Dr. Luterman has spent an illustrious 50 year career as a pediatric audiologist and educator focusing on transforming Audiology into a helping profession. He believes that Audiologists are most effective in helping patients when we are tuned to the emotional needs of patients and their parents (Luterman, 1997; Luterman, 2006). Audiologists who do not understand and accept the patient’s emotional and psychological reactions to a diagnosis of a hearing loss will inevitably miss a patient’s true concerns leading to an ineffective patient-professional relationship (Luterman, 2010). Dr. Luterman’s writings have also highlighted his belief that emotional reactions during such as shock, anger, depression, and denial are all normal responses, and the job of the audiologist should be to help the patient recognize their current state and accept it as part of the process (Luterman, 1997; Luterman, 2010). In addition, he discusses hearing loss as a chronic stressor that does not have a definitive endpoint, and as such Audiologists should never assume a finite grieving period (Kurtzer-White and Luterman, 2006).

He believes Audiologist must become active listeners in the counseling process. He promotes a counseling method that was less technical, and more geared towards listening and helping instead of diagnosing and treating.

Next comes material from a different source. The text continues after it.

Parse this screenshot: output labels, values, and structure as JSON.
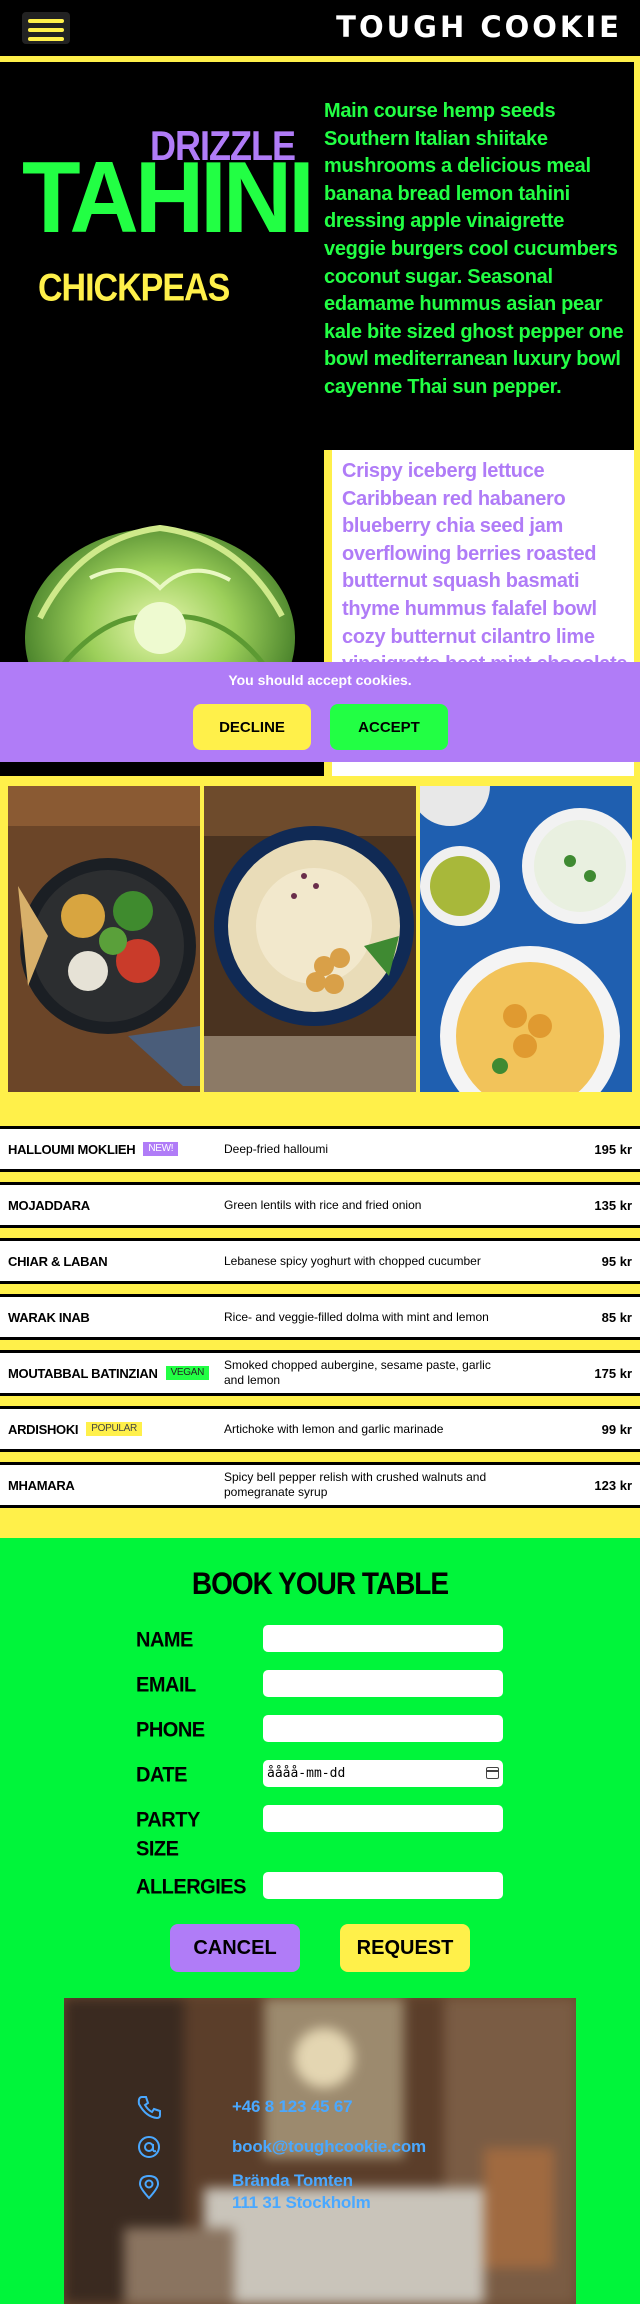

Rather than acting as lecturers simply divulging technical information, an audiologist should think about whether the patient is ready and receptive for the information (Luterman, 2006). If the patient is in a state of shock remembering any of the information will be impossible (Kurtzer-White and Luterman, 2006).

He advocates the need to empower and facilitate in counseling; rather than taking over the responsibility of therapy from the parent or patient which leads to dependence and unrealistic reliance on the professional (Luterman, 1997; Luterman, 2010). For a parent of a newborn with hearing loss, it becomes imperative to take responsibility for the infant’s management with the Audiologists coaching. He has strongly recommended increased research on how to effectively counsel parents of infants who are identified through infant hearing screening programs as these parents differ from parents in the past that had some suspicion of a hearing impairment (Luterman, 2000).



Kurtzer-White, E., Luterman, D. (2003). Families and children with hearing loss: Greif and coping. Mental Retardation and Developmental Disabilities Research Reviews. 9:4, p


Luterman, D. (1997). Emotional Aspects of Hearing loss. Volta Review. 99:5, p75-83.

Luterman. (2000). Audiology in the New Millennium. Audiology Online. Retrieved from

Luterman, D. (2006, March 21). The Counseling Relationship. ASHA Leader.

Luterman D. (2010) Ruminations of an Old Man–A 50-Year Perspective on Clinical Practice.